After months of concern about what would happen if the Yankees lost the Wild Card Game after a 100-win season, the Yankees came out and did what they do best in a 7-2 win over the Oakland Athletics. They dominated on the mound and on offense, and put the A’s in a hole early before pulling away late.
Luis Severino, tabbed for the start Tuesday afternoon, was firing on all cylinders right away. He struck out the first batter of the game on three fastballs, and ended the first inning with just 10 total pitches, notching two strikeouts. Getting off to a strong start felt crucial for Severino, erasing the memories of his disaster in last year’s Wild Card Game.

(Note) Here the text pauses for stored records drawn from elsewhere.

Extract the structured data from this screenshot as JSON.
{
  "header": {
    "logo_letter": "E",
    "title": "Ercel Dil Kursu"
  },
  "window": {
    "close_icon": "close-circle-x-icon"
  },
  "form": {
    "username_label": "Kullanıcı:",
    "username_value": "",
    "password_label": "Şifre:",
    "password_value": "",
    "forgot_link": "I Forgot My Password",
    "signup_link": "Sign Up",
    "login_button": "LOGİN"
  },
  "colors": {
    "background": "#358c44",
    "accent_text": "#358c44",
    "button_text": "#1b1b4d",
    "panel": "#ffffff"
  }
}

The Athletics countered with an opener, Liam Hendriks, who ran into immediate trouble. He walked Andrew McCutchen on just five pitches, which set the stage for Aaron Judge. Again, Hendriks fell behind in the count, and Judge made him pay. Hendriks grooved a fastball middle-in, and Judge capitalized, pulverizing the ball into the left field seats for a 2-0 lead. After the stress of the 2015 and 2017 Wild Card Games, the early lead was a breath of fresh air for Yankee fans.
Severino kept the train rolling in the second, working around a walk to strike out three more A’s. Lou Trivino relieved Hendriks of his duties in the bottom half and put two men on with no outs, but a Gary Sanchez double play and a Gleyber Torres strikeout later allowed Trivino to escape.
Severino and Trivino each put up zeroes in the third, but Severino had to grind a bit in the fourth. After an E-5 by Miguel Andujar and a walk to Matt Olson, the A’s had two runners on with one out. Severino got Piscotty to fly out, but Ramon Laureano battled and drew a hard-fought walk, loading the bases for Marcus Semien. Severino bore down, whiffing Semien on a 100-mph heater. Some in the Yankees fan base thought that Severino wasn’t clutch enough to start the Wild Card Game, but he held up his end of the bargain, firing four-plus innings of scoreless, seven-strikeout baseball.
Yet Severino did leave quite a mess for Dellin Betances to inherit in the fifth, as Aaron Boone removed his ace with two runners on and none out. Betances was up to the task, generating two strikeouts and a groundout to escape the jam. The Yankees’ bats had gone quiet in the middle innings, and Betances bailed them out in a big way.
After Trivino pitched three effective innings, ex-Yankee Shawn Kelley came in and continued to hold the Yankees down. After the thrilling first inning, the Yankees’ only other hit through five innings was a Didi Gregorius infield single. The Yankees’ pitching was stellar, but the offense needed to get things going again.
Luckily, A’s manager Bob Melvin thought it was prudent to bring in Fernando Rodney to face the heart of the Yankees’ order in the sixth inning. Judge and Hicks smacked consecutive doubles, and Rodney departed having given up another run without recording an out. Bullpen games work best when a team has a multitude of truly elite options. Rodney represented a downgrade from Hendriks and Trivino, and the Yankees took advantage.
After Rodney exited, Melvin did what he probably should have done 10 minutes earlier and brought in Treinen as a last-ditch resort, but Treinen, coming off an outstanding regular season, wasn’t much better. He walked Stanton, and then Luke Voit came through with the hit that put the game out of reach. On the ninth pitch of the at-bat, Voit ripped a 3-2 slider off of the wall for a two-run triple, making it a 5-0 ballgame. Gregorius followed suit with a sac fly, scoring Voit, crushing any hopes that the A’s had of coming back.
David Robertson pitched a scoreless seventh (thanks in part to a terrific leaping play by Adeiny Hechavarria, who replaced Andujar at third base), but Zach Britton gave up a two-run home run in the eighth to Khris Davis to at least make it a ballgame. However, Giancarlo Stanton put the cherry on top with a long home run to lead off the bottom of the eighth, all but ending any chance of an A’s comeback. Aroldis Chapman closed things out in the ninth, sending the Yankees to the ALDS and sending the A’s home packing.
The Yankees will take a well-deserved rest tomorrow before opening up the ALDS on Friday night at Fenway Park against the Boston Red Sox. Chris Sale will be on the mound for Boston, while New York will likely counter with J.A. Happ or Masahiro Tanaka. The Yankees haven’t faced the Red Sox in the playoffs since 2004, and 14 years later, the game’s hottest rivalry will be renewed once again. The road to a championship will have to go through Boston, which presents the stiffest test yet for the 2018 Yankees. One win down, eleven more to go.